WORK TO BE COMPLETED
Line by line, retype the data exactly as it is given.
======== RECORDS FOR THIS EXERCISE ========
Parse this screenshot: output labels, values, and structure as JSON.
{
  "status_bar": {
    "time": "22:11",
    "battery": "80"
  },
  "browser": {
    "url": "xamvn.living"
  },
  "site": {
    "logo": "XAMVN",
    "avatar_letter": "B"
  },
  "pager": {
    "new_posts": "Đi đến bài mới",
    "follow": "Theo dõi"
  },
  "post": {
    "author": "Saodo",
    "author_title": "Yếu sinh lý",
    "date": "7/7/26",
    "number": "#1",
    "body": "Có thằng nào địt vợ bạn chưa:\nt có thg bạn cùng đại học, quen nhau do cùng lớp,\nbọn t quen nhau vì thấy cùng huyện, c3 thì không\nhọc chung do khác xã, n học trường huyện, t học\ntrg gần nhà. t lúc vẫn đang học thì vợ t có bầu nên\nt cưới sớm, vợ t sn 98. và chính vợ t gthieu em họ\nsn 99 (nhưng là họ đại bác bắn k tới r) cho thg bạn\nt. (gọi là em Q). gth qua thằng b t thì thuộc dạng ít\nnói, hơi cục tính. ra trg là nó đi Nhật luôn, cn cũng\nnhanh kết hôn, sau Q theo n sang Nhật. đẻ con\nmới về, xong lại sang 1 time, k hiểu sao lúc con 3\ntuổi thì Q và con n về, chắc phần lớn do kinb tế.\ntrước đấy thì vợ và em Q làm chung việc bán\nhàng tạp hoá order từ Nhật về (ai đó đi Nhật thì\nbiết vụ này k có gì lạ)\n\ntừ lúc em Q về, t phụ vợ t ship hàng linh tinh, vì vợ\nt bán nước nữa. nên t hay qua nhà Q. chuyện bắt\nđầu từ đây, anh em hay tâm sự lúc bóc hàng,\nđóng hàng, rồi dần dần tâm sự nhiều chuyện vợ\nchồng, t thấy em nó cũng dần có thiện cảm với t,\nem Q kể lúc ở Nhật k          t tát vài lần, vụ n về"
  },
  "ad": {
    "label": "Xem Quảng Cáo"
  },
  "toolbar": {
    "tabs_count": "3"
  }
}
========
REPLY TO THE TASK
Parse this screenshot: output labels, values, and structure as JSON.
{
  "status_bar": {
    "time": "22:11",
    "battery": "80"
  },
  "browser": {
    "url": "xamvn.living"
  },
  "site": {
    "logo": "XAMVN",
    "avatar_letter": "B"
  },
  "pager": {
    "new_posts": "Đi đến bài mới",
    "follow": "Theo dõi"
  },
  "post": {
    "author": "Saodo",
    "author_title": "Yếu sinh lý",
    "date": "7/7/26",
    "number": "#1",
    "body": "Có thằng nào địt vợ bạn chưa:\nt có thg bạn cùng đại học, quen nhau do cùng lớp,\nbọn t quen nhau vì thấy cùng huyện, c3 thì không\nhọc chung do khác xã, n học trường huyện, t học\ntrg gần nhà. t lúc vẫn đang học thì vợ t có bầu nên\nt cưới sớm, vợ t sn 98. và chính vợ t gthieu em họ\nsn 99 (nhưng là họ đại bác bắn k tới r) cho thg bạn\nt. (gọi là em Q). gth qua thằng b t thì thuộc dạng ít\nnói, hơi cục tính. ra trg là nó đi Nhật luôn, cn cũng\nnhanh kết hôn, sau Q theo n sang Nhật. đẻ con\nmới về, xong lại sang 1 time, k hiểu sao lúc con 3\ntuổi thì Q và con n về, chắc phần lớn do kinb tế.\ntrước đấy thì vợ và em Q làm chung việc bán\nhàng tạp hoá order từ Nhật về (ai đó đi Nhật thì\nbiết vụ này k có gì lạ)\n\ntừ lúc em Q về, t phụ vợ t ship hàng linh tinh, vì vợ\nt bán nước nữa. nên t hay qua nhà Q. chuyện bắt\nđầu từ đây, anh em hay tâm sự lúc bóc hàng,\nđóng hàng, rồi dần dần tâm sự nhiều chuyện vợ\nchồng, t thấy em nó cũng dần có thiện cảm với t,\nem Q kể lúc ở Nhật k          t tát vài lần, vụ n về"
  },
  "ad": {
    "label": "Xem Quảng Cáo"
  },
  "toolbar": {
    "tabs_count": "3"
  }
}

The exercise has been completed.